I tried orienting the fan in both directions.
When airflow is directed towards the stepper back side, the generated turbulences and air reflected back reduces the airflow drastically, it even reduced the fan RPM by more than 50% due to lack of power.
Directing airflow towards the outside, means the airflow has a free path, and the air needs to be sucked through the ventilation channels, cooling the stepper. I found that distance between the stepper and the fan plays a crucial role having it too close the fan is not able to keep airflow. It needs some buffer space where the lower pressure to be built up creating the suction.
Based on some test I reached a conclusion that about 5mm gap between the stepper and the fan is a good compromise between cooling effectiveness and overall length of the Turbiter.
The cooling performance is limited due to low power of the 25mm fan, I reached about 10°C temperature reduction (~60°C stepper temperature @0.85A RMS). Which is far below my expectation.
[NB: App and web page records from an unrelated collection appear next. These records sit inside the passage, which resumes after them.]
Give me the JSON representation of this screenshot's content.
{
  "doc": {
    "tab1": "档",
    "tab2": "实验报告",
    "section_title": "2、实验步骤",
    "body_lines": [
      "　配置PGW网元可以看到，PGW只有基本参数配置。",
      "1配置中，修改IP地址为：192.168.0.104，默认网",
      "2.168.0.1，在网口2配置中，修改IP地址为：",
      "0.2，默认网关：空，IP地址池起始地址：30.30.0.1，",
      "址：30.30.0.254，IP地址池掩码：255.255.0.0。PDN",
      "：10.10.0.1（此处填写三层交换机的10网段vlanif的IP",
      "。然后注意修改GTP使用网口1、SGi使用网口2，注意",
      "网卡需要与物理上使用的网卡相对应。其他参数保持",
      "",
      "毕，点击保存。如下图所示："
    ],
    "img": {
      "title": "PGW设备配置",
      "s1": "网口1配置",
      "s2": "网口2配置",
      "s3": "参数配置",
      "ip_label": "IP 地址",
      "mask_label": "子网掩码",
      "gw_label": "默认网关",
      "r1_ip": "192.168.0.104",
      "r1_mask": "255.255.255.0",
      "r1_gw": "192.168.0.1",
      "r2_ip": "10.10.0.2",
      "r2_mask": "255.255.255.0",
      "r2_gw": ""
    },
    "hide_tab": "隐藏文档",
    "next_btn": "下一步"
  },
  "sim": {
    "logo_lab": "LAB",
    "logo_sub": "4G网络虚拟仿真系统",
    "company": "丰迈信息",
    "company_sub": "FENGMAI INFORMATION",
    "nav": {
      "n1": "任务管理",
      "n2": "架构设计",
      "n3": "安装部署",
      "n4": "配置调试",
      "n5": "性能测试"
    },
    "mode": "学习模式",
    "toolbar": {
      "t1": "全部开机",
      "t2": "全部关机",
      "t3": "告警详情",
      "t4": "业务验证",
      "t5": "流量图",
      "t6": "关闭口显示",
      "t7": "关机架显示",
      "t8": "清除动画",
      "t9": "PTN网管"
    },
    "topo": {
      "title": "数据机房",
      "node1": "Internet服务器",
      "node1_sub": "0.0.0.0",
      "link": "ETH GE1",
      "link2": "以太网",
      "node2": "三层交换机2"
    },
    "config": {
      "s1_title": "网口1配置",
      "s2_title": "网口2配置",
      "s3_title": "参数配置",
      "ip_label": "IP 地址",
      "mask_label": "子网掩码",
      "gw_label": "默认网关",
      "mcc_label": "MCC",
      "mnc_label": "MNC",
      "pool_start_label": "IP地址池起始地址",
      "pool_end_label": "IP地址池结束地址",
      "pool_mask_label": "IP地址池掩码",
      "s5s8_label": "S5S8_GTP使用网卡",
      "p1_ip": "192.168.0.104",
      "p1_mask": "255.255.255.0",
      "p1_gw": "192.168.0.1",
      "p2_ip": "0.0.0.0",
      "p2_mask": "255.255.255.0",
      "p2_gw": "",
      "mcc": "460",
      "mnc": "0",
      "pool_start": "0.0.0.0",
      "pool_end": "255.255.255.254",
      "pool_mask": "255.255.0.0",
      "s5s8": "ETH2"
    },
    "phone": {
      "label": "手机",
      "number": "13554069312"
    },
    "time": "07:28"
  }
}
Next, I tried a 30mm axial fan. Fitting this was a bigger challenge since its diameter is bigger than 36mm (40mm). However, cutting down the fixing hole “ears” I managed to squeeze it inside.
The performance was improved, ~15°C temperature reduction (~55°C stepper temperature @0.85A RMS). Not bad but I had the impression that the main limitation is due to the fan pressure not airflow.
This led to me think of using radial fan (blower), it does have lower airflow but higher pressure, so maybe the overall cooling airflow will be increased.
Indeed, my assumption was correct, the temperature is reduced by ~28°C to ~40-42°C stepper temperature @0.85A RMS room temperature of about 24°C.